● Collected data
%%
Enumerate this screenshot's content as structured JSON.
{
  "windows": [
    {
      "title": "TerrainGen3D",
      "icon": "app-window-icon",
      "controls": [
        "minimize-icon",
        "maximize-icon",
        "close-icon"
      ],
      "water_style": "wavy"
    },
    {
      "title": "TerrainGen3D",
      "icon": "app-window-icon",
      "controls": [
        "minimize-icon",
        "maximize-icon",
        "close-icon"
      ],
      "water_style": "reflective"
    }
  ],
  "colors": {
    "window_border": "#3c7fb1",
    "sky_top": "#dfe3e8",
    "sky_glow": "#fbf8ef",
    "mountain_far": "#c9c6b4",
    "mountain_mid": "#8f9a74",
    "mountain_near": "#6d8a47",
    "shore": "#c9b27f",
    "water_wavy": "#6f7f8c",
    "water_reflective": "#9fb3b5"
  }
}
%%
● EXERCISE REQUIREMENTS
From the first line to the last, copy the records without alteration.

● WRITTEN RESPONSE
Enumerate this screenshot's content as structured JSON.
{
  "windows": [
    {
      "title": "TerrainGen3D",
      "icon": "app-window-icon",
      "controls": [
        "minimize-icon",
        "maximize-icon",
        "close-icon"
      ],
      "water_style": "wavy"
    },
    {
      "title": "TerrainGen3D",
      "icon": "app-window-icon",
      "controls": [
        "minimize-icon",
        "maximize-icon",
        "close-icon"
      ],
      "water_style": "reflective"
    }
  ],
  "colors": {
    "window_border": "#3c7fb1",
    "sky_top": "#dfe3e8",
    "sky_glow": "#fbf8ef",
    "mountain_far": "#c9c6b4",
    "mountain_mid": "#8f9a74",
    "mountain_near": "#6d8a47",
    "shore": "#c9b27f",
    "water_wavy": "#6f7f8c",
    "water_reflective": "#9fb3b5"
  }
}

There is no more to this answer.